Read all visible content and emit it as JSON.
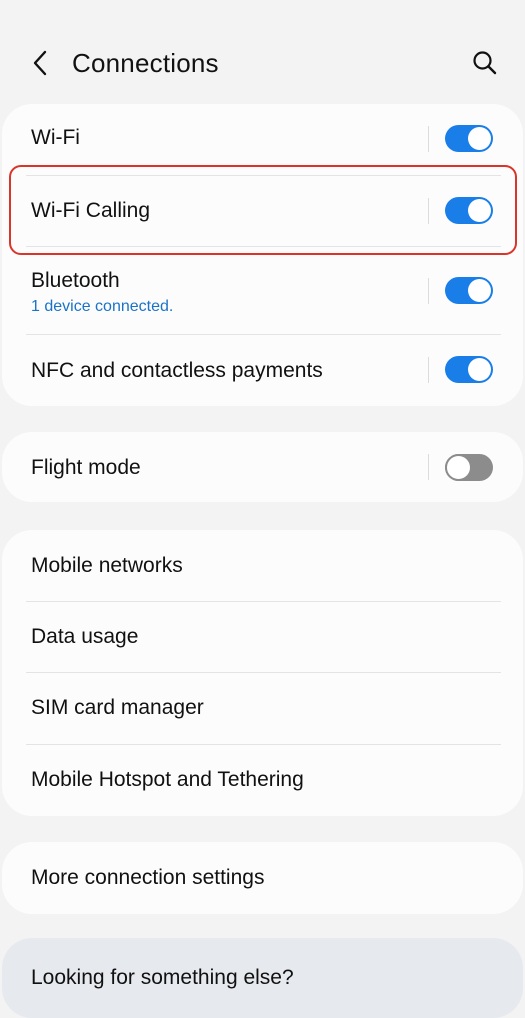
{
  "header": {
    "title": "Connections"
  },
  "connections": {
    "wifi": {
      "label": "Wi-Fi",
      "state": "on"
    },
    "wifi_calling": {
      "label": "Wi-Fi Calling",
      "state": "on"
    },
    "bluetooth": {
      "label": "Bluetooth",
      "sub": "1 device connected.",
      "state": "on"
    },
    "nfc": {
      "label": "NFC and contactless payments",
      "state": "on"
    }
  },
  "flight": {
    "label": "Flight mode",
    "state": "off"
  },
  "networks": {
    "mobile_networks": "Mobile networks",
    "data_usage": "Data usage",
    "sim_manager": "SIM card manager",
    "hotspot": "Mobile Hotspot and Tethering"
  },
  "more": {
    "label": "More connection settings"
  },
  "suggest": {
    "label": "Looking for something else?"
  },
  "colors": {
    "accent": "#1a7ee8",
    "link": "#1a73c8",
    "highlight": "#d9352a"
  },
  "icons": {
    "back": "chevron-left-icon",
    "search": "search-icon"
  }
}
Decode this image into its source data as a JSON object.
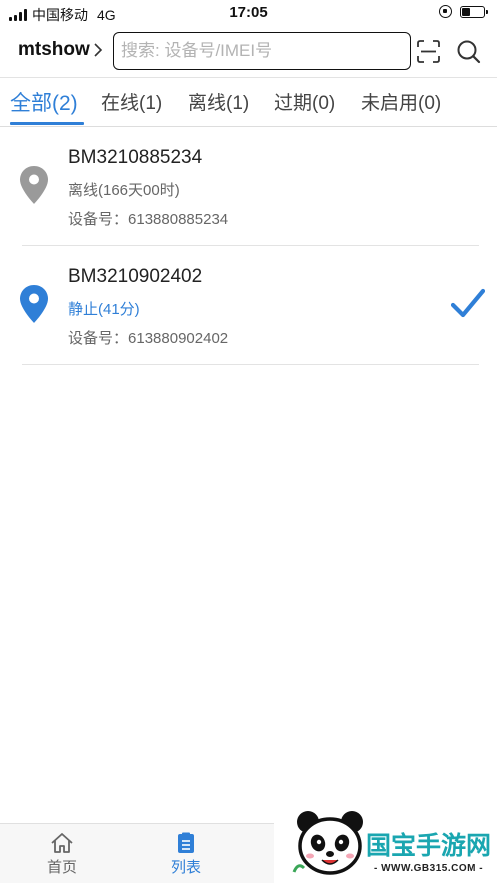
{
  "status_bar": {
    "carrier": "中国移动",
    "network": "4G",
    "time": "17:05",
    "battery_level": 0.4
  },
  "header": {
    "account": "mtshow",
    "search_placeholder": "搜索: 设备号/IMEI号"
  },
  "tabs": [
    {
      "label": "全部(2)",
      "active": true
    },
    {
      "label": "在线(1)",
      "active": false
    },
    {
      "label": "离线(1)",
      "active": false
    },
    {
      "label": "过期(0)",
      "active": false
    },
    {
      "label": "未启用(0)",
      "active": false
    }
  ],
  "devices": [
    {
      "name": "BM3210885234",
      "status": "离线(166天00时)",
      "imei_label": "设备号：",
      "imei": "613880885234",
      "pin_color": "#9a9a9a",
      "selected": false
    },
    {
      "name": "BM3210902402",
      "status": "静止(41分)",
      "imei_label": "设备号：",
      "imei": "613880902402",
      "pin_color": "#2f7fd7",
      "selected": true
    }
  ],
  "bottom_nav": [
    {
      "label": "首页",
      "icon": "home-icon",
      "active": false
    },
    {
      "label": "列表",
      "icon": "list-icon",
      "active": true
    }
  ],
  "watermark": {
    "brand": "国宝手游网",
    "url": "- WWW.GB315.COM -"
  },
  "colors": {
    "accent": "#2f7fd7",
    "offline": "#9a9a9a"
  }
}
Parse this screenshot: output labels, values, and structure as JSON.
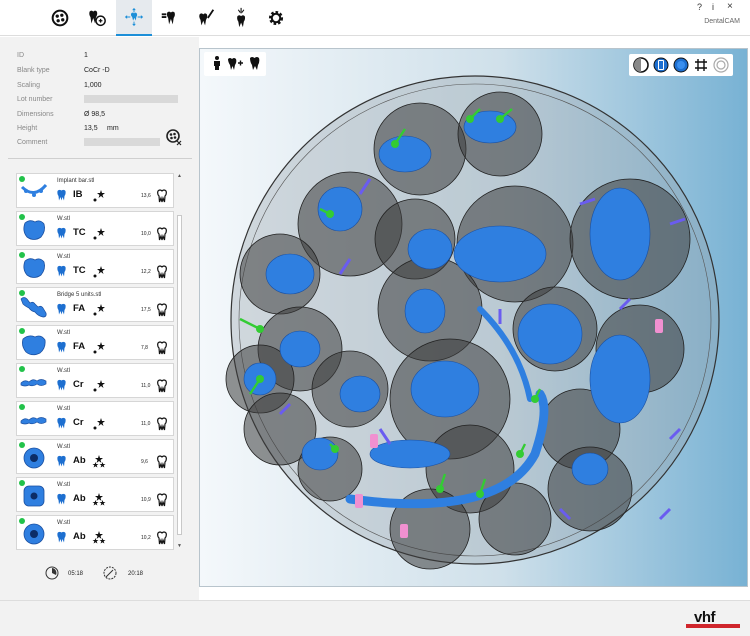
{
  "window": {
    "app_name": "DentalCAM",
    "help_label": "?",
    "info_label": "i",
    "close_label": "×"
  },
  "toolbar": {
    "items": [
      {
        "name": "blank-selection",
        "active": false
      },
      {
        "name": "add-objects",
        "active": false
      },
      {
        "name": "positioning",
        "active": true
      },
      {
        "name": "connectors",
        "active": false
      },
      {
        "name": "calculation",
        "active": false
      },
      {
        "name": "milling",
        "active": false
      },
      {
        "name": "settings",
        "active": false
      }
    ]
  },
  "properties": {
    "id_label": "ID",
    "id_value": "1",
    "blank_type_label": "Blank type",
    "blank_type_value": "CoCr -D",
    "scaling_label": "Scaling",
    "scaling_value": "1,000",
    "lot_label": "Lot number",
    "lot_value": "",
    "dimensions_label": "Dimensions",
    "dimensions_value": "Ø 98,5",
    "height_label": "Height",
    "height_value": "13,5",
    "height_unit": "mm",
    "comment_label": "Comment",
    "comment_value": ""
  },
  "objects": [
    {
      "name": "Implant bar.stl",
      "code": "IB",
      "value": "13,6",
      "stars": 1,
      "thumb": "bar"
    },
    {
      "name": "W.stl",
      "code": "TC",
      "value": "10,0",
      "stars": 1,
      "thumb": "crown"
    },
    {
      "name": "W.stl",
      "code": "TC",
      "value": "12,2",
      "stars": 1,
      "thumb": "crown"
    },
    {
      "name": "Bridge 5 units.stl",
      "code": "FA",
      "value": "17,5",
      "stars": 1,
      "thumb": "bridge"
    },
    {
      "name": "W.stl",
      "code": "FA",
      "value": "7,8",
      "stars": 1,
      "thumb": "crown2"
    },
    {
      "name": "W.stl",
      "code": "Cr",
      "value": "11,0",
      "stars": 1,
      "thumb": "bridge-small"
    },
    {
      "name": "W.stl",
      "code": "Cr",
      "value": "11,0",
      "stars": 1,
      "thumb": "bridge-small"
    },
    {
      "name": "W.stl",
      "code": "Ab",
      "value": "9,6",
      "stars": 2,
      "thumb": "ring"
    },
    {
      "name": "W.stl",
      "code": "Ab",
      "value": "10,9",
      "stars": 2,
      "thumb": "square"
    },
    {
      "name": "W.stl",
      "code": "Ab",
      "value": "10,2",
      "stars": 2,
      "thumb": "ring"
    }
  ],
  "timers": {
    "time_1": "05:18",
    "time_2": "20:18"
  },
  "brand": {
    "logo_text": "vhf",
    "accent_color": "#d0262c"
  },
  "colors": {
    "object_blue": "#2f7fe0",
    "connector_green": "#33cc33",
    "status_green": "#22c24a",
    "viewport_gradient_end": "#78b2d4"
  }
}
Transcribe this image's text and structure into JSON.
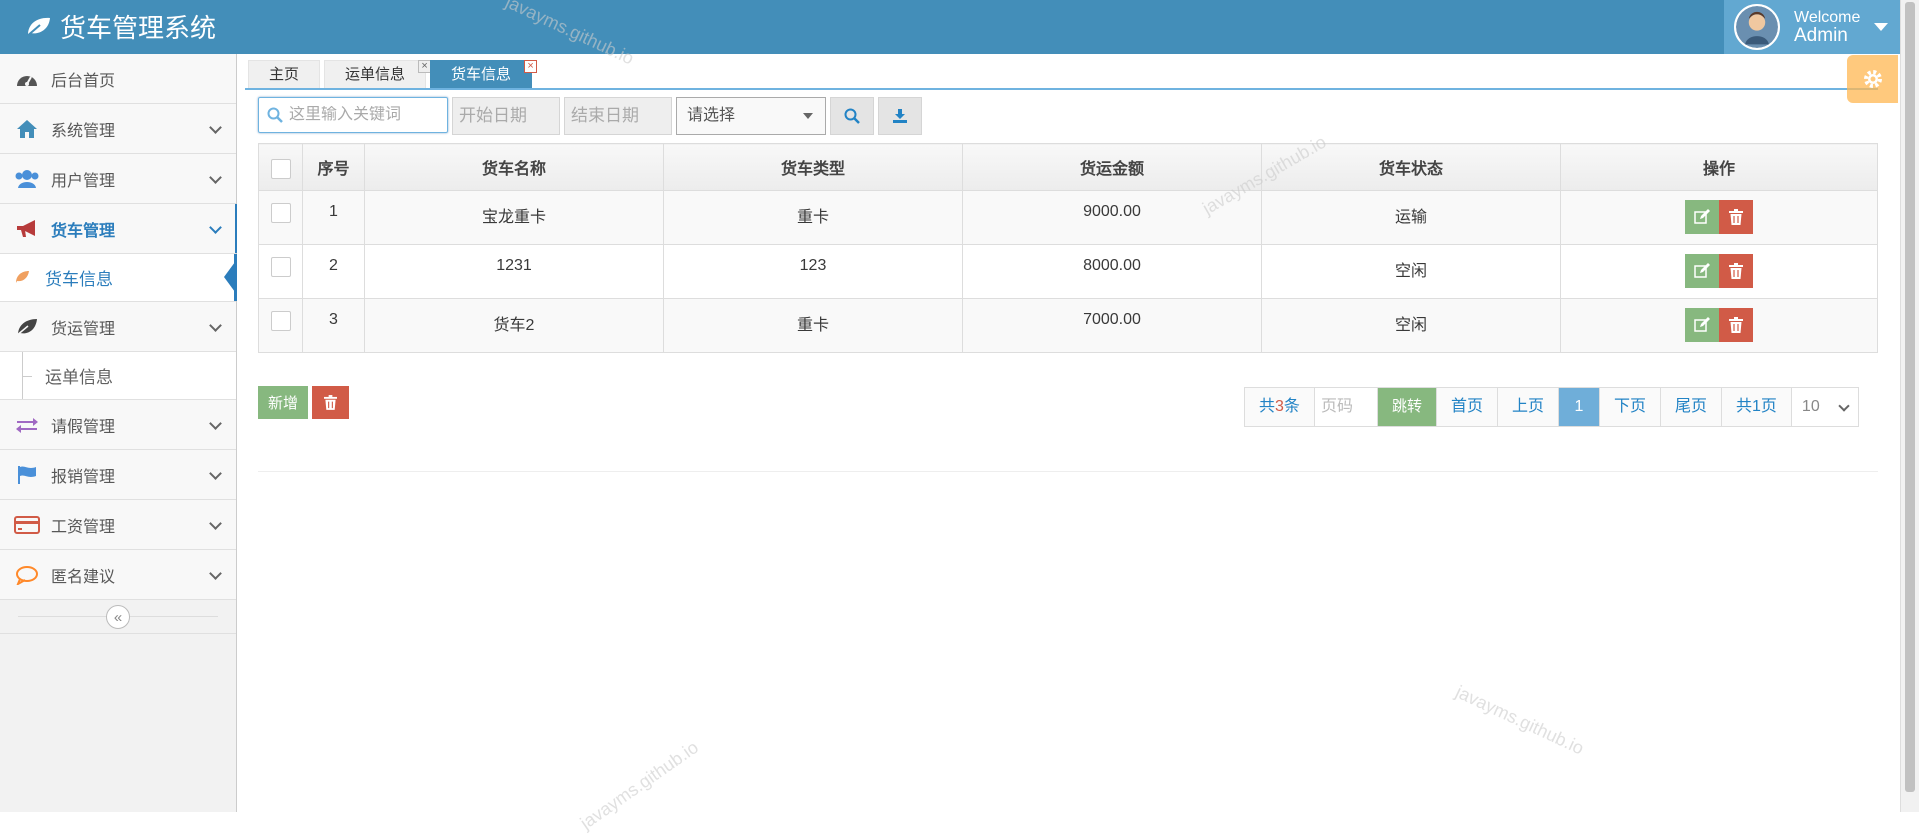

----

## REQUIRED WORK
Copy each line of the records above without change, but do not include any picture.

## ANSWER TO THIS EXERCISE
Read all visible content and emit it as JSON.
{
  "header": {
    "title": "Connections"
  },
  "connections": {
    "wifi": {
      "label": "Wi-Fi",
      "state": "on"
    },
    "wifi_calling": {
      "label": "Wi-Fi Calling",
      "state": "on"
    },
    "bluetooth": {
      "label": "Bluetooth",
      "sub": "1 device connected.",
      "state": "on"
    },
    "nfc": {
      "label": "NFC and contactless payments",
      "state": "on"
    }
  },
  "flight": {
    "label": "Flight mode",
    "state": "off"
  },
  "networks": {
    "mobile_networks": "Mobile networks",
    "data_usage": "Data usage",
    "sim_manager": "SIM card manager",
    "hotspot": "Mobile Hotspot and Tethering"
  },
  "more": {
    "label": "More connection settings"
  },
  "suggest": {
    "label": "Looking for something else?"
  },
  "colors": {
    "accent": "#1a7ee8",
    "link": "#1a73c8",
    "highlight": "#d9352a"
  },
  "icons": {
    "back": "chevron-left-icon",
    "search": "search-icon"
  }
}
Decode this image into its source data as a JSON object.
{
  "status_bar": {
    "carrier": "中国移动",
    "network": "4G",
    "time": "17:05",
    "battery_level": 0.4
  },
  "header": {
    "account": "mtshow",
    "search_placeholder": "搜索: 设备号/IMEI号"
  },
  "tabs": [
    {
      "label": "全部(2)",
      "active": true
    },
    {
      "label": "在线(1)",
      "active": false
    },
    {
      "label": "离线(1)",
      "active": false
    },
    {
      "label": "过期(0)",
      "active": false
    },
    {
      "label": "未启用(0)",
      "active": false
    }
  ],
  "devices": [
    {
      "name": "BM3210885234",
      "status": "离线(166天00时)",
      "imei_label": "设备号：",
      "imei": "613880885234",
      "pin_color": "#9a9a9a",
      "selected": false
    },
    {
      "name": "BM3210902402",
      "status": "静止(41分)",
      "imei_label": "设备号：",
      "imei": "613880902402",
      "pin_color": "#2f7fd7",
      "selected": true
    }
  ],
  "bottom_nav": [
    {
      "label": "首页",
      "icon": "home-icon",
      "active": false
    },
    {
      "label": "列表",
      "icon": "list-icon",
      "active": true
    }
  ],
  "watermark": {
    "brand": "国宝手游网",
    "url": "- WWW.GB315.COM -"
  },
  "colors": {
    "accent": "#2f7fd7",
    "offline": "#9a9a9a"
  }
}
Parse this screenshot: output labels, values, and structure as JSON.
{
  "window": {
    "app_name": "DentalCAM",
    "help_label": "?",
    "info_label": "i",
    "close_label": "×"
  },
  "toolbar": {
    "items": [
      {
        "name": "blank-selection",
        "active": false
      },
      {
        "name": "add-objects",
        "active": false
      },
      {
        "name": "positioning",
        "active": true
      },
      {
        "name": "connectors",
        "active": false
      },
      {
        "name": "calculation",
        "active": false
      },
      {
        "name": "milling",
        "active": false
      },
      {
        "name": "settings",
        "active": false
      }
    ]
  },
  "properties": {
    "id_label": "ID",
    "id_value": "1",
    "blank_type_label": "Blank type",
    "blank_type_value": "CoCr -D",
    "scaling_label": "Scaling",
    "scaling_value": "1,000",
    "lot_label": "Lot number",
    "lot_value": "",
    "dimensions_label": "Dimensions",
    "dimensions_value": "Ø 98,5",
    "height_label": "Height",
    "height_value": "13,5",
    "height_unit": "mm",
    "comment_label": "Comment",
    "comment_value": ""
  },
  "objects": [
    {
      "name": "Implant bar.stl",
      "code": "IB",
      "value": "13,6",
      "stars": 1,
      "thumb": "bar"
    },
    {
      "name": "W.stl",
      "code": "TC",
      "value": "10,0",
      "stars": 1,
      "thumb": "crown"
    },
    {
      "name": "W.stl",
      "code": "TC",
      "value": "12,2",
      "stars": 1,
      "thumb": "crown"
    },
    {
      "name": "Bridge 5 units.stl",
      "code": "FA",
      "value": "17,5",
      "stars": 1,
      "thumb": "bridge"
    },
    {
      "name": "W.stl",
      "code": "FA",
      "value": "7,8",
      "stars": 1,
      "thumb": "crown2"
    },
    {
      "name": "W.stl",
      "code": "Cr",
      "value": "11,0",
      "stars": 1,
      "thumb": "bridge-small"
    },
    {
      "name": "W.stl",
      "code": "Cr",
      "value": "11,0",
      "stars": 1,
      "thumb": "bridge-small"
    },
    {
      "name": "W.stl",
      "code": "Ab",
      "value": "9,6",
      "stars": 2,
      "thumb": "ring"
    },
    {
      "name": "W.stl",
      "code": "Ab",
      "value": "10,9",
      "stars": 2,
      "thumb": "square"
    },
    {
      "name": "W.stl",
      "code": "Ab",
      "value": "10,2",
      "stars": 2,
      "thumb": "ring"
    }
  ],
  "timers": {
    "time_1": "05:18",
    "time_2": "20:18"
  },
  "brand": {
    "logo_text": "vhf",
    "accent_color": "#d0262c"
  },
  "colors": {
    "object_blue": "#2f7fe0",
    "connector_green": "#33cc33",
    "status_green": "#22c24a",
    "viewport_gradient_end": "#78b2d4"
  }
}
Transcribe this image's text and structure into JSON.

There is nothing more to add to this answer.